The Sumner City Council voted unanimously for a moratorium that would prevent any submissions for business licenses, building applications or any land-use activities related to a medical marijuana business, at a special council meeting March 28.
The moratorium lasts six months and is renewable for an additional six months after that if the council decides to extend it. A public hearing on the issue is scheduled for May 16 at 7 p.m.
The city says the moratorium is not in response to any pending applications, but is a proactive way for the city to stall any plans that could come forward.
"All around us cities are starting to take action on this subject. The issue is complicated and we did it as an emergency to place a 'hold' on any requests we might get,” said city administrator . “As of yesterday, we have not received any requests for a business license. We realized that as other cities were taking action, we also needed some time to study the issue and evaluate any changes we might need to make. This gives us six months to study the issue and come back with recommendations on the topic.”
The Bonney Lake City Council grappled with the same issue last year but decided not to impose any council action or moratorium. The issue was addressed in the public safety subcommittee meetings and various ideas on how to handle a dispensary application were discussed. However, the council decided to delay taking action on the issue.
“We are following this through the legislature and will take the appropriate action when we see if anything changes this session,” said Bonney Lake City Councilmember Laurie Carter.
The Washington State Cities Insurance Authority released a report in December recommending that cities take a closer look at medical marijuana dispensaries to see if they are in compliance with state law. Many businesses and cities throughout Washington have complained about the legality of dispensaries and the vague nature of the law as it stands today.
The state’s ambiguous medical marijuana law has caused headaches among patients, medical providers and the law-enforcement community since voters passed Initiative 692 in 1998, which made medical marijuana legal under state law. The state tried to clarify the law in 2007, but much remains opaque and execution is inconsistent among localities and health-care providers.
Dispensaries, or businesses that sell medical marijuana, are not legal under state law. However, authorized patients are allowed to grow small numbers of plants and trade marijuana with one another. Patients may possess a 60-day supply of the drug.
For example, the law gives doctors a court defense if they discuss with patients the use of medical marijuana for certain “debilitating conditions,” but doctors are not explicitly protected from legal ramifications if they offer prescriptions and thus rarely give advice on dosage, methods of ingestion, or even where to find medical marijuana.

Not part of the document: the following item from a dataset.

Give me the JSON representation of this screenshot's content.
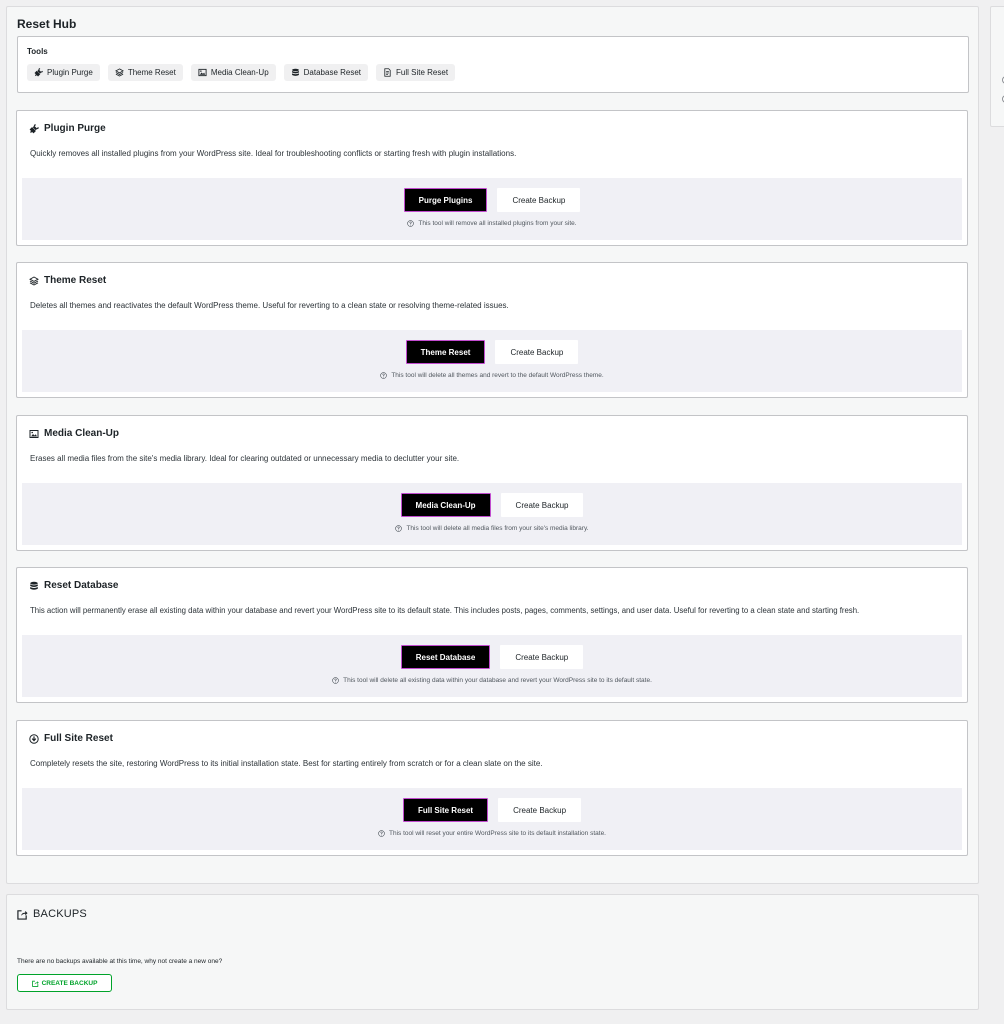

Medical marijuana remains illegal under federal law, meaning pharmacies cannot provide medical marijuana, insurance companies do not cover it, and future administrations could decide to increase enforcement and charge health-care providers and patients.
Currently, the legislature is considering another clarification to the state’s law, which would expand the legal use of medical marijuana and allow licensed dispensaries to operate in the state. But that bill might not end up on the floor until June.